 # below adds a field called 'is_landscape'.

 % media-info *.jpg | td map '$I<< ->{is >>landscape} = $I<< ->{video >>height} < $I<< ->{video >>width} ? 1:0; $_'

 # Use perl code to sort rows. Perl sorter code gets row in $a & $b or $I<[0] &
 # $>[1] (hash/array). Sorter code, like in Perl's standard sort(), is expected
 # to return -1/0/1. The example belows sort videos by height, descendingly then
 # by width, descendingly.

 % media-info *.mp4 | td psort '$b->{video_height} <=> $a->{video_height} || $b->{video_width} <=> $b->{video_width}'

This function is not exported.

Arguments ('*' denotes required arguments):

  • action* => str

    Action to perform on input table.

  • argv => array[str] (default: [])

    Arguments.

  • detail => bool

  • exclude_columns => array[str]

  • lines => str

  • no_header_column => true

    Don't make the first column as column names of the transposed table; instead create column named 'row1', 'row2', ...

  • repeat => bool

    Allow duplicates.

Returns an enveloped result (an array).

First element (status) is an integer containing HTTP status code (200 means OK, 4xx caller error, 5xx function error). Second element (msg) is a string containing error message, or 'OK' if status is 200. Third element (payload) is optional, the actual result. Fourth element (meta) is called result metadata and is optional, a hash that contains extra information.

Return value: (any)

HOMEPAGE

Please visit the project's homepage at https://metacpan.org/release/App-td.

SOURCE

Source repository is at https://github.com/perlancar/perl-App-td.

BUGS

Please report any bugs or feature requests on the bugtracker website https://rt.cpan.org/Public/Dist/Display.html?Name=App-td

When submitting a bug or request, please include a test-file or a patch to an existing test-file that illustrates the bug or desired feature.

SEE ALSO

Rinci::function for a more detailed explanation on enveloped result.

TableDef for more detailed explanation of table data definition, which can be specified in enveloped result's `meta` hash in the `table` key (see Perinci::Sub::Property::result::table).

TableData::Object

Perinci::CmdLine

AUTHOR

perlancar <perlancar@cpan.org>

COPYRIGHT AND LICENSE

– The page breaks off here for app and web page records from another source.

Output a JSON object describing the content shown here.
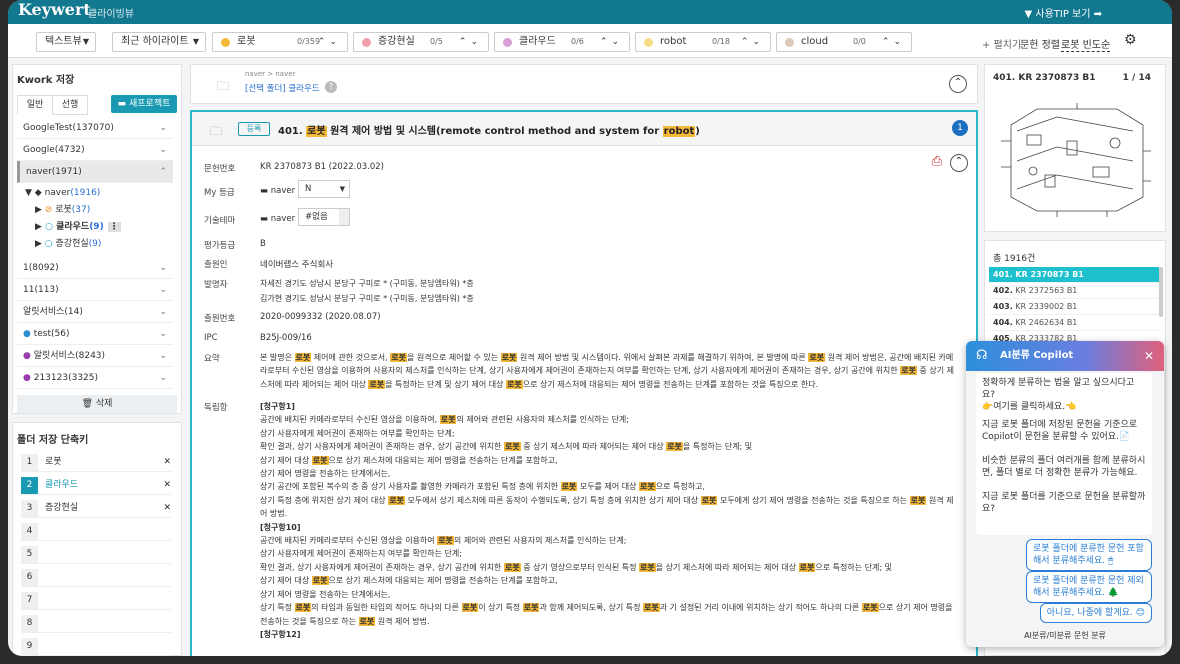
{
  "app": {
    "logo": "Keywert",
    "subtitle": "클라이빙뷰",
    "tip": "▼ 사용TIP 보기 ➡"
  },
  "toolbar": {
    "text_view": "텍스트뷰",
    "recent_highlight": "최근 하이라이트",
    "keywords": [
      {
        "label": "로봇",
        "count": "0/359",
        "color": "#f5b93a"
      },
      {
        "label": "증강현실",
        "count": "0/5",
        "color": "#f0a0a8"
      },
      {
        "label": "클라우드",
        "count": "0/6",
        "color": "#d8a0d8"
      },
      {
        "label": "robot",
        "count": "0/18",
        "color": "#f7dc86"
      },
      {
        "label": "cloud",
        "count": "0/0",
        "color": "#dcc8b8"
      }
    ],
    "expand": "+ 펼치기",
    "sort_prefix": "문헌 정렬",
    "sort_value": "로봇 빈도순"
  },
  "sidebar": {
    "title": "Kwork 저장",
    "tabs": [
      "일반",
      "선행"
    ],
    "new_project": "새프로젝트",
    "folders": [
      "GoogleTest(137070)",
      "Google(4732)",
      "naver(1971)"
    ],
    "naver_tree": {
      "root": "naver",
      "root_count": "(1916)",
      "children": [
        {
          "label": "로봇",
          "count": "(37)"
        },
        {
          "label": "클라우드",
          "count": "(9)"
        },
        {
          "label": "증강현실",
          "count": "(9)"
        }
      ]
    },
    "folders2": [
      "1(8092)",
      "11(113)",
      "알릿서비스(14)",
      "test(56)",
      "알릿서비스(8243)",
      "213123(3325)"
    ],
    "delete": "삭제"
  },
  "shortcuts": {
    "title": "폴더 저장 단축키",
    "items": [
      {
        "n": "1",
        "label": "로봇"
      },
      {
        "n": "2",
        "label": "클라우드"
      },
      {
        "n": "3",
        "label": "증강현실"
      },
      {
        "n": "4",
        "label": ""
      },
      {
        "n": "5",
        "label": ""
      },
      {
        "n": "6",
        "label": ""
      },
      {
        "n": "7",
        "label": ""
      },
      {
        "n": "8",
        "label": ""
      },
      {
        "n": "9",
        "label": ""
      }
    ]
  },
  "folder_path": {
    "crumb": "naver > naver",
    "selected": "[선택 폴더] 클라우드"
  },
  "doc": {
    "badge": "등록",
    "number": "401.",
    "title_pre": "원격 제어 방법 및 시스템(remote control method and system for",
    "title_kw1": "로봇",
    "title_kw2": "robot",
    "circle": "1",
    "fields": [
      {
        "k": "문헌번호",
        "v": "KR 2370873 B1 (2022.03.02)"
      },
      {
        "k": "My 등급",
        "v": "naver"
      },
      {
        "k": "기술테마",
        "v": "naver"
      },
      {
        "k": "평가등급",
        "v": "B"
      },
      {
        "k": "출원인",
        "v": "네이버랩스 주식회사"
      },
      {
        "k": "발명자",
        "v": "차세진  경기도 성남시 분당구 구미로 * (구미동, 분당엠타워) *층"
      },
      {
        "k": "",
        "v": "김가현  경기도 성남시 분당구 구미로 * (구미동, 분당엠타워) *층"
      },
      {
        "k": "출원번호",
        "v": "2020-0099332 (2020.08.07)"
      },
      {
        "k": "IPC",
        "v": "B25J-009/16"
      },
      {
        "k": "요약",
        "v": ""
      },
      {
        "k": "독립항",
        "v": ""
      }
    ],
    "grade_value": "N",
    "theme_value": "#없음",
    "summary": "본 발명은 로봇 제어에 관한 것으로서, 로봇을 원격으로 제어할 수 있는 로봇 원격 제어 방법 및 시스템이다. 위에서 살펴본 과제를 해결하기 위하여, 본 발명에 따른 로봇 원격 제어 방법은, 공간에 배치된 카메라로부터 수신된 영상을 이용하여 사용자의 제스처를 인식하는 단계, 상기 사용자에게 제어권이 존재하는지 여부를 확인하는 단계, 상기 사용자에게 제어권이 존재하는 경우, 상기 공간에 위치한 로봇 중 상기 제스처에 따라 제어되는 제어 대상 로봇을 특정하는 단계 및 상기 제어 대상 로봇으로 상기 제스처에 대응되는 제어 명령을 전송하는 단계를 포함하는 것을 특징으로 한다.",
    "claims": [
      "[청구항1]",
      "공간에 배치된 카메라로부터 수신된 영상을 이용하여, 로봇의 제어와 관련된 사용자의 제스처를 인식하는 단계;",
      "상기 사용자에게 제어권이 존재하는 여부를 확인하는 단계;",
      "확인 결과, 상기 사용자에게 제어권이 존재하는 경우, 상기 공간에 위치한 로봇 중 상기 제스처에 따라 제어되는 제어 대상 로봇을 특정하는 단계; 및",
      "상기 제어 대상 로봇으로 상기 제스처에 대응되는 제어 명령을 전송하는 단계를 포함하고,",
      "상기 제어 명령을 전송하는 단계에서는,",
      "상기 공간에 포함된 복수의 층 중 상기 사용자를 촬영한 카메라가 포함된 특정 층에 위치한 로봇 모두를 제어 대상 로봇으로 특정하고,",
      "상기 특정 층에 위치한 상기 제어 대상 로봇 모두에서 상기 제스처에 따른 동작이 수행되도록, 상기 특정 층에 위치한 상기 제어 대상 로봇 모두에게 상기 제어 명령을 전송하는 것을 특징으로 하는 로봇 원격 제어 방법.",
      "[청구항10]",
      "공간에 배치된 카메라로부터 수신된 영상을 이용하여 로봇의 제어와 관련된 사용자의 제스처를 인식하는 단계;",
      "상기 사용자에게 제어권이 존재하는지 여부를 확인하는 단계;",
      "확인 결과, 상기 사용자에게 제어권이 존재하는 경우, 상기 공간에 위치한 로봇 중 상기 영상으로부터 인식된 특정 로봇을 상기 제스처에 따라 제어되는 제어 대상 로봇으로 특정하는 단계; 및",
      "상기 제어 대상 로봇으로 상기 제스처에 대응되는 제어 명령을 전송하는 단계를 포함하고,",
      "상기 제어 명령을 전송하는 단계에서는,",
      "상기 특정 로봇의 타입과 동일한 타입의 적어도 하나의 다른 로봇이 상기 특정 로봇과 함께 제어되도록, 상기 특정 로봇과 기 설정된 거리 이내에 위치하는 상기 적어도 하나의 다른 로봇으로 상기 제어 명령을 전송하는 것을 특징으로 하는 로봇 원격 제어 방법.",
      "[청구항12]"
    ]
  },
  "right": {
    "header": "401. KR 2370873 B1",
    "pager": "1 / 14",
    "total": "총 1916건",
    "list": [
      {
        "n": "401.",
        "id": "KR 2370873 B1"
      },
      {
        "n": "402.",
        "id": "KR 2372563 B1"
      },
      {
        "n": "403.",
        "id": "KR 2339002 B1"
      },
      {
        "n": "404.",
        "id": "KR 2462634 B1"
      },
      {
        "n": "405.",
        "id": "KR 2333782 B1"
      }
    ]
  },
  "copilot": {
    "title": "AI분류 Copilot",
    "msg1": "정확하게 분류하는 법을 알고 싶으시다고요?\n👉여기를 클릭하세요.👈",
    "msg2": "지금 로봇 폴더에 저장된 문헌을 기준으로 Copilot이 문헌을 분류할 수 있어요.📄\n\n비슷한 분류의 폴더 여러개를 함께 분류하시면, 폴더 별로 더 정확한 분류가 가능해요.\n\n지금 로봇 폴더를 기준으로 문헌을 분류할까요?",
    "btn1": "로봇 폴더에 분류한 문헌 포함해서 분류해주세요. 🖱",
    "btn2": "로봇 폴더에 분류한 문헌 제외해서 분류해주세요. 🌲",
    "btn3": "아니요, 나중에 할게요. 😊",
    "footer": "AI분류/미분류 문헌 분류"
  }
}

This software is copyright (c) 2020, 2019, 2017, 2016, 2015 by perlancar@cpan.org.

This is free software; you can redistribute it and/or modify it under the same terms as the Perl 5 programming language system itself.